What were they going to charge her with, “Motorboating in the first degree”?
What an embarrassment. Made worse, by the way, by this pitiful statement from the cops this morning. The career stripper/porn star, who’s been famous for doing this long enough that it brought her face to face with a future president more than 10 years ago, is now involved in “human trafficking”?
What’s next, a Mann Act indictment?
BREAKING: Police say Stormy Daniels' arrest part of long-term human trafficking investigation pic.twitter.com/7rSduPfn8l
— Breaking911 (@Breaking911) July 12, 2018

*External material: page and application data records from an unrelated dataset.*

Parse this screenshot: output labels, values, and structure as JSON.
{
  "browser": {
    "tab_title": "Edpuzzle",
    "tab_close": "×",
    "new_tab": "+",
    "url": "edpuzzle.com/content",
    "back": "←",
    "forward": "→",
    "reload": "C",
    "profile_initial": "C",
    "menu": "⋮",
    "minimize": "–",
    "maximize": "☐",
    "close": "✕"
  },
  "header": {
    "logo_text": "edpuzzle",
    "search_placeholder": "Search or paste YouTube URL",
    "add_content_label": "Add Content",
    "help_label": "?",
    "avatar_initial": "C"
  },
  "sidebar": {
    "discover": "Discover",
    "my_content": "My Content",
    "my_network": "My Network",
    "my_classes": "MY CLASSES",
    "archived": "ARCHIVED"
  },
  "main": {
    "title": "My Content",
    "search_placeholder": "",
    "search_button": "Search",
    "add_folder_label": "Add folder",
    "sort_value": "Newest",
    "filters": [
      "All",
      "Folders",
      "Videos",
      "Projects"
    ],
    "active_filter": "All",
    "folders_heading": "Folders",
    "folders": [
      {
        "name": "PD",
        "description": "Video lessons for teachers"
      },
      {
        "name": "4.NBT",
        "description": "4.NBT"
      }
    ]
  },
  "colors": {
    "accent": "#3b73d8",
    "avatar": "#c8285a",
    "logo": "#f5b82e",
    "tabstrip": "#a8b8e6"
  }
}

As Ed noted earlier, Ohio has a law that makes it a misdemeanor to touch, or be touched by, a nude or semi-nude dancer in a strip club. Daniels allegedly put three different cops’ heads between her breasts while dancing, thus rendering her a criminal. Two wrinkles, though. Michael Avenatti claims that the cops asked her to do it, which if true sounds like entrapment. (By their own admission, the cops approached the stage after Daniels had started dancing and touched another patron, putting them in position to be touched by her.) More importantly, this particular law is almost never enforced: The county sheriff told the Columbus Dispatch that, dating back to 2007, the number of charges filed under it is exactly … zero. They broke it in on a woman who happens to be in a months-long legal fight with the president of the United States.
Avenatti tweeted within the past hour that the charges have now been dropped, ostensibly on a technicality but more likely because the cops came off looking worse in all this than Daniels did.
I am pleased to report that the charges against my client @stormydaniels have been dismissed in their entirety (below motion was just granted). I want to thank Joe Gibson & his colleagues at the prosecutors ofc for their professionalism starting with our first call early this am. pic.twitter.com/xHPSWsyqM2
— Michael Avenatti (@MichaelAvenatti) July 12, 2018
The law says that it’s illegal to make contact with a nude dancer who “regularly appears” nude at a club. (Why it requires regular appearances if the point is to deter sexual contact between dancers and patrons, I have no idea.) This was Daniels’s first time at this particular club, ergo she hasn’t appeared “regularly,” ergo that’s enough of a reason for the local D.A. to sign off on making this go away before the county is embroiled in a very public fight with a camera-friendly defense lawyer about whether it’s a good use of taxpayer money to send four undercover officers to bust strippers for motorboating their audience.
Still one question, though: Was the cops’ motive political or something else? Was someone in the chain of command a Trump fan who wanted to exact a little revenge on Daniels for hassling the president, or was this a more mundane thing in which the vice squad chose to seize an opportunity to advertise a zero-tolerance policy by busting the most famous stripper in America after she showed up in their jurisdiction?